In September, Xbox chief Phil Spencer said Microsoft had committed to making Call of Duty available on PlayStation for “several more years” after Sony’s current deal with Activision expires, which will follow the release of a new game from Black Ops developer Treyarch in 2024.

However, PlayStation president Jim Ryan, who reportedly seeks access to future Call of Duty games on equal terms and in perpetuity, has responded publicly by calling Microsoft’s proposal to keep the series on PlayStation consoles “inadequate on many levels.”

Since then, British and European regulators have expanded their initial inquiries about the deal into in-depth investigations, and Microsoft has said it is willing to compromise on the future of the Call of Duty series.

Last week, Spencer said he was open to committing to Sony and regulators that Call of Duty will remain on PlayStation on a longer-term basis than is currently agreed upon.

Seemingly referring to the 10-year offer, Microsoft’s head of gaming told The Verge’s Decoder podcast: “I think the idea that we’re going to write a contract that says ‘forever’ in it is a little silly, but it’s a long-term commitment that Sony would feel comfortable with, [that] The organizers will be at ease, I have no problem with that at all.”

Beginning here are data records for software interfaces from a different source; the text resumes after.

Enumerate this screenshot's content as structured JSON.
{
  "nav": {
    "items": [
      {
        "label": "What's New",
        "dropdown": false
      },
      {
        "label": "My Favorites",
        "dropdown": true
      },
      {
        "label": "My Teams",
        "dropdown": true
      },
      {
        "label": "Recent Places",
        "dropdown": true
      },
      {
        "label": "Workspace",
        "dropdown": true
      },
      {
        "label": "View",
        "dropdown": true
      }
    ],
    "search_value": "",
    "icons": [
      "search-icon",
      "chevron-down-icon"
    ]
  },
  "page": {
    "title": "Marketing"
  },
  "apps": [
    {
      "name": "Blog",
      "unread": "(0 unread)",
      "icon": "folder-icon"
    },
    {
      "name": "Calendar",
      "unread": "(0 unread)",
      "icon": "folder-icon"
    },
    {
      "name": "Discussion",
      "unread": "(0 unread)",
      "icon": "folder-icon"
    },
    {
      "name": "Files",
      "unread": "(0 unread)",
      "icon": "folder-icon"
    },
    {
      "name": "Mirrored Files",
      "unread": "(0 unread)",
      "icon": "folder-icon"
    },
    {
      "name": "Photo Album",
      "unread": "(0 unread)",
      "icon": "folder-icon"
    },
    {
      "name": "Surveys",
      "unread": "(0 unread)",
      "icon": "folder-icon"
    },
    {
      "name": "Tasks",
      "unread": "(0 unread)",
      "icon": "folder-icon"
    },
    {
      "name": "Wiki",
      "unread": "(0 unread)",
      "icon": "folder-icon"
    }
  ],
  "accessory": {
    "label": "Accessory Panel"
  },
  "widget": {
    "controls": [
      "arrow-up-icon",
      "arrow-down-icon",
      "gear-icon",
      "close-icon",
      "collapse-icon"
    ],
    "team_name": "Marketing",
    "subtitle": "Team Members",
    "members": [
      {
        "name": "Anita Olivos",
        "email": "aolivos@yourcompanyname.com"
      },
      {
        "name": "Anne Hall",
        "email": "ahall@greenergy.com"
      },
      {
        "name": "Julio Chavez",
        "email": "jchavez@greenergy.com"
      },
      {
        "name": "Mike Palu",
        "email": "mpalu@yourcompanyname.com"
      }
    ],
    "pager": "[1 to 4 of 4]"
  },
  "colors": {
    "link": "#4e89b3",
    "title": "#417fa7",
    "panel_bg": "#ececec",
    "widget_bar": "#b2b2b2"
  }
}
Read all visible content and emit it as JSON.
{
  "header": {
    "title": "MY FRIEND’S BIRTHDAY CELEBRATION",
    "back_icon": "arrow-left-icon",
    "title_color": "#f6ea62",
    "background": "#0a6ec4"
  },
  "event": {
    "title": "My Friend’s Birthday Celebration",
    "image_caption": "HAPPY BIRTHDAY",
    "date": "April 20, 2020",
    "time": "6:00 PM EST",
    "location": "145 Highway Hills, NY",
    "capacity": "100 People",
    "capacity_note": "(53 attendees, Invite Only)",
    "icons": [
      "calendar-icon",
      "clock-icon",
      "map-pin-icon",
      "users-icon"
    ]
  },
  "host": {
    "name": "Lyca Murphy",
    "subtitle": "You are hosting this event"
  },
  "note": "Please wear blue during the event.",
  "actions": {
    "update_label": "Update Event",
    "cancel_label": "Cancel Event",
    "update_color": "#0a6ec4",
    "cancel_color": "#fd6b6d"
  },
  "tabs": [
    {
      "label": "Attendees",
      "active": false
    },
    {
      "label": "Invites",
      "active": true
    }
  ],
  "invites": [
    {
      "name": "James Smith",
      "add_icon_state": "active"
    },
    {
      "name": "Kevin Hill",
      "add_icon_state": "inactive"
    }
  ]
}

Announcing its decision to investigate the acquisition in more detail in September, the UK’s Competition and Markets Authority (CMA) said it “considers Call of Duty to be significant enough that the loss of access to it (or loss of access in competitive terms) could significantly affect On Sony Inc. Revenue and User Base”.

In response to the CMA’s decision, Microsoft called the regulator’s concerns “misplaced” and claimed that it “adopts Sony’s complaints without the appropriate level of critical review”.

It has now accused Sony of misleading the regulator, telling the New York Times that the company has “exaggerated Call of Duty’s importance to its viability.”

Microsoft says it has offered Sony a 10-year deal to keep Call of Duty on PlayStation

In a statement, PlayStation chief Ryan told the newspaper it was “not true” that his company had misled regulators. Microsoft is “a tech giant with a long history of dominating industries” and “it’s very likely that the options available to gamers today would disappear if this deal went ahead,” he claimed.

In the aforementioned interview with The Verge, Spencer said Xbox will struggle to survive as a global business if the company doesn’t establish a foothold in mobile, and claimed the Activision Blizzard deal is primarily about acquiring Candy Crush maker King, not Call of Call. of duty.